For that reason Lorenz sees increased urgency in training residents in QPR —question persuade refer. The training teaches people to look for red flags, which includes moments of clear, and clearly uncomfortable moments of honesty, then to act on those warning signs to ask the person if they are seriously considering suicide, persuade them not to, and to refer them to sources for help.
An example of a failure of this came when Sauk County Public Health Educator and former Prevent Suicide Columbia County organizer Sara Jesse told the story of her sister’s death in November 2006.
Although she has talked about her sister’s death many times before, she opened up more fully in a public place for the first time, describing the factors of family and health that surrounded her sister’s death, the more complicated aspects of her relationship with her sister and other siblings, and how it led to a spiritual crossroad for her. She thanked the group for “providing a safe space” to tell her sister’s story.
Jesse also explained the ACES measure that public health advocates have developed with 10 potential factors of abuse or an overall unhealthy environment for children that correlate with long-term mental health problems, such as abuse, addiction, and a lack of positive adult connections.

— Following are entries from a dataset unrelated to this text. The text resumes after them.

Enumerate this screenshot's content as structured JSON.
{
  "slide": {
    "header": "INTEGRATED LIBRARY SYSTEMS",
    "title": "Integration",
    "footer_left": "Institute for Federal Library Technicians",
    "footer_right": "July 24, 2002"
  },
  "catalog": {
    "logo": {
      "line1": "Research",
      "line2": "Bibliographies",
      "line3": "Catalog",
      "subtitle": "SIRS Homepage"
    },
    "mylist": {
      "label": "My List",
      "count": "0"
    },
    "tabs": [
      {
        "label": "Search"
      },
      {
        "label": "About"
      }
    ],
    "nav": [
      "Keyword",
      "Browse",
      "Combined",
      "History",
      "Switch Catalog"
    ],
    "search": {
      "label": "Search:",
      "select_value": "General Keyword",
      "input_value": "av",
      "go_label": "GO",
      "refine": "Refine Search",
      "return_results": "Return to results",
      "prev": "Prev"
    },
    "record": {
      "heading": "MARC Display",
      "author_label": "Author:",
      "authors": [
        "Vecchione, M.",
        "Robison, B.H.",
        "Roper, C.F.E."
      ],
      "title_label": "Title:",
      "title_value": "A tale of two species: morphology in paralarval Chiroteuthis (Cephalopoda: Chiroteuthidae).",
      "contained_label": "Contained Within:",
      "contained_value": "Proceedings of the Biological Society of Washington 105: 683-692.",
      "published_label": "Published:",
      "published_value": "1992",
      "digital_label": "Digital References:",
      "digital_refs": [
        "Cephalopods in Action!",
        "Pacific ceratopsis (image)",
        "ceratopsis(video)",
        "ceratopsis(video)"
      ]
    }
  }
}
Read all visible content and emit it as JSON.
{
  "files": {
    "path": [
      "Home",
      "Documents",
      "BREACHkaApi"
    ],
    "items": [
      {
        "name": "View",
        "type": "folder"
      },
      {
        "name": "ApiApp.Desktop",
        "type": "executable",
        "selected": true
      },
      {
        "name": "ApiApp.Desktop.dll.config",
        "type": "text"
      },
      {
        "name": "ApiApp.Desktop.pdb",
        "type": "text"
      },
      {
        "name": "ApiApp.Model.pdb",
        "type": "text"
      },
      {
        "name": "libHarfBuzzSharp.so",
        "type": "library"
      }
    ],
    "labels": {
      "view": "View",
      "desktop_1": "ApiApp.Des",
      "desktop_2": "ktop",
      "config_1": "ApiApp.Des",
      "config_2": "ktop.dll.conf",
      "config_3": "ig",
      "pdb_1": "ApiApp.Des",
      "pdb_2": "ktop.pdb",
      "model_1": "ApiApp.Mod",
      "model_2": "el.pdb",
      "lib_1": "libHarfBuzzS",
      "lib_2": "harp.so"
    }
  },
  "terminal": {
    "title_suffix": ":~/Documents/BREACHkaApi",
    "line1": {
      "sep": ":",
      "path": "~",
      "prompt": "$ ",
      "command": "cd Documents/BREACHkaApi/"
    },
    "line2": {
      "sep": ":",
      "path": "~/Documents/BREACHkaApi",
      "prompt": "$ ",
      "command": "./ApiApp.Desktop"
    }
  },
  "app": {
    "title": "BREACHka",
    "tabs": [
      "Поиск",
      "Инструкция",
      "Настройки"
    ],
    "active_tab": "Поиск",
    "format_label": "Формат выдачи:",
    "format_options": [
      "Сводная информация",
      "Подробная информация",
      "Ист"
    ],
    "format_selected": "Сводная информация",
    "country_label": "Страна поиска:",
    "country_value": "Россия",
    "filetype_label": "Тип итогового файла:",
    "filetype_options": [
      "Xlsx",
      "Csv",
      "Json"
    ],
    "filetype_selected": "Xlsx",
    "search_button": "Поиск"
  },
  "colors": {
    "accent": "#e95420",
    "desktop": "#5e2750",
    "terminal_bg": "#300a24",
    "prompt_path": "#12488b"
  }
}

“This is where I get on my public health soapbox and I think we should be talking about this a whole lot more,” said Jesse. “If there was a quick and easy test to score if you were at risk of future mental health problems, wouldn’t you want to know that score and your doctor would want to know that number for you?”
She also admitted that for all of the research-backed validity to such correlations, that there are limits to what they can say, and there remains moments of happenstance and personal choice. At a time when her sister was withdrawing from many friends and family, she apparently did make her intentions known, Jesse explained.
“At least one of her friends told me afterward, ‘I’m so sorry,” said Jesse.”’ I didn’t know what to say to her when she said that, I told her: have another drink and let’s go party.’”
It is free and it only takes 60 to 90 minutes—contact Kristal Rykiel,” said Lorenz of QPR training, which followed Saturday’s event, emphasizing that if organizations like businesses, schools, or just about anyone else is interested in hosting a session, Prevent Suicide Columbia County come out and give a presentation. “Since 2012 we have trained over 4,000 people in Columbia County and we want to continue to train more.”
The trifecta of suicide risk, Jesse told attendees, is drugs or alcohol, a motivation, and a means for carrying out a suicide. With that in mind, Prevent Suicide Columbia County was also distributing free gun locks at the walk, which can also be found at Columbia County Health and Human Services, where they offer them for free distribution at other sites.
When Jesse finished telling her sister’s story, Stark read from a list the names of those being specifically remembered by family and friends at the walk. After the last name was read, balloons were released, rising from the field at a white cloud, with each balloon carrying a name or a message from a loved one.
“It is a beautiful day, the sun is shining, the mosquitoes didn’t come, we have a wonderful turnout and a very touching speaker with Sara Jesse and great words of encouragement to help others,” said Lorenz. “The balloon release is always very emotional to watch and I think very freeing for some people, and it’s good to have others here—loved ones and families—to see that they’re not the only one who has lost someone.”